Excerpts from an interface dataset

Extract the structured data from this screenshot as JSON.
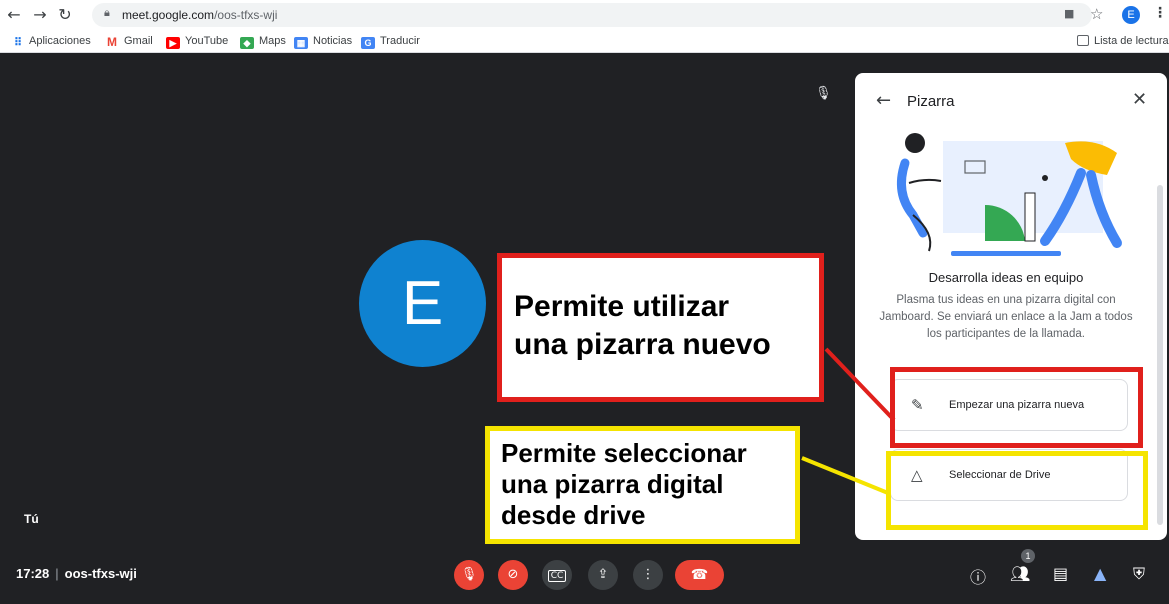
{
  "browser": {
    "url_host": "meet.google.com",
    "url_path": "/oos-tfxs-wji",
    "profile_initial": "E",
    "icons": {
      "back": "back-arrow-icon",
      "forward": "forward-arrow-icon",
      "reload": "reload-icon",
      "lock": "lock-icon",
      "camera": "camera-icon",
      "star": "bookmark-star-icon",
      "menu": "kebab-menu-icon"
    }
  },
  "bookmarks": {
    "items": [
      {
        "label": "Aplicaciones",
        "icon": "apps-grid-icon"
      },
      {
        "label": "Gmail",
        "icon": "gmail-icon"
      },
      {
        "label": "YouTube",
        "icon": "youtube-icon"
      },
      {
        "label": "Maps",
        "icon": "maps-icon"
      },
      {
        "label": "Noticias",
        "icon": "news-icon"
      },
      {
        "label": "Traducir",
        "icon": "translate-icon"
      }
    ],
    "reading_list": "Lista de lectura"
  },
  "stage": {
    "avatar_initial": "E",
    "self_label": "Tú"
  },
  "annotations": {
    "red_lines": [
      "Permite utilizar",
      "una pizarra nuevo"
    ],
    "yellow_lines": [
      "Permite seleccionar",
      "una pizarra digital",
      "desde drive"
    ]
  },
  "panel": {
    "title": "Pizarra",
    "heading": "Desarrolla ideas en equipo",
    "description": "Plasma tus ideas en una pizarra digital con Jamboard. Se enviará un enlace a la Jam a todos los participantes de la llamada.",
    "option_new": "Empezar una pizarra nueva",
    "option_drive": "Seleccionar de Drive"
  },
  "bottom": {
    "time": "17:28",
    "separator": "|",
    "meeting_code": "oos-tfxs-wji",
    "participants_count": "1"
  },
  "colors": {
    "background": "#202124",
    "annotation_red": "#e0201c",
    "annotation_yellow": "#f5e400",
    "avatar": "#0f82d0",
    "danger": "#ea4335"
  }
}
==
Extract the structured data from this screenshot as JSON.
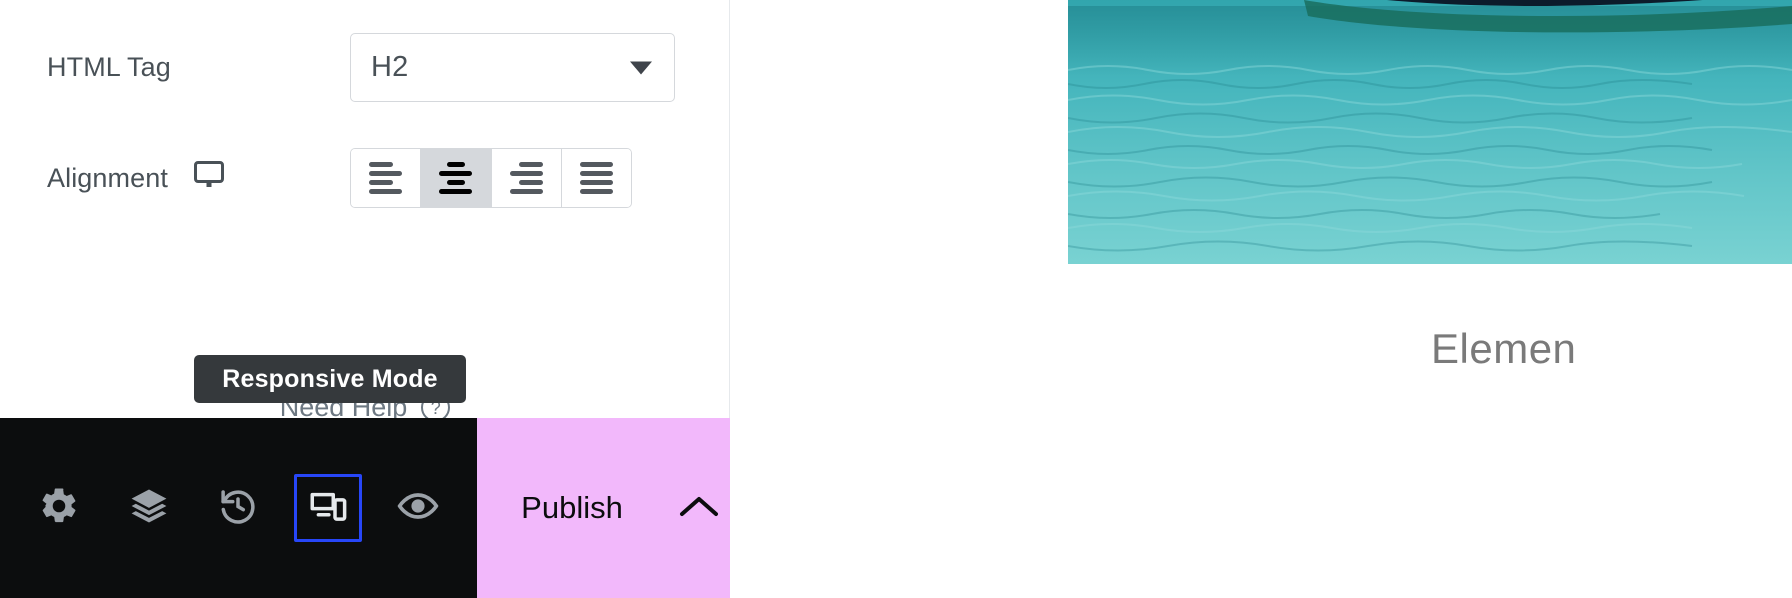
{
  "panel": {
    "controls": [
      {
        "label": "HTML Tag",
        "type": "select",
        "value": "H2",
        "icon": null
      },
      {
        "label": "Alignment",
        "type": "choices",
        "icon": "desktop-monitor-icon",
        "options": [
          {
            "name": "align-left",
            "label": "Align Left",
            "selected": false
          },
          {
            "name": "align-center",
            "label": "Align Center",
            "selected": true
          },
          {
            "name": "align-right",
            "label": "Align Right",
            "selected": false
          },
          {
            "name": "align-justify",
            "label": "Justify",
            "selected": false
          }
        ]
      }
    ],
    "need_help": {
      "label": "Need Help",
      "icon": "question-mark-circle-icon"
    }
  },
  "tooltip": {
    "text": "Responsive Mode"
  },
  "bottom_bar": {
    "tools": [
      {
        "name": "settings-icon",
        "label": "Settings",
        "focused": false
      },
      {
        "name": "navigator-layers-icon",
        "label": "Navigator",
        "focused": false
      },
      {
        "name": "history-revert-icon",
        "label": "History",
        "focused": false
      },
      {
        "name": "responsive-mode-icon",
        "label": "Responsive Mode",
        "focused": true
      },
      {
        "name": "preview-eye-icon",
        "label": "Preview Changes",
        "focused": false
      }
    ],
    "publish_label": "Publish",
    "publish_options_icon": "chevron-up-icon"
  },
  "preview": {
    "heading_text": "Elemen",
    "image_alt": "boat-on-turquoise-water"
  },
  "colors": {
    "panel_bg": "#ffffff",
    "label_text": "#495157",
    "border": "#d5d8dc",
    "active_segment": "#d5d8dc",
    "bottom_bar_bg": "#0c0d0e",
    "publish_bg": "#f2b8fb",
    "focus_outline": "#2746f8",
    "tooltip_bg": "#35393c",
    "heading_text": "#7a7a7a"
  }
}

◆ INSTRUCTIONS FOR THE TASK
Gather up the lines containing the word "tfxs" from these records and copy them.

◆ TASK SOLUTION
    "url_path": "/oos-tfxs-wji",
    "meeting_code": "oos-tfxs-wji",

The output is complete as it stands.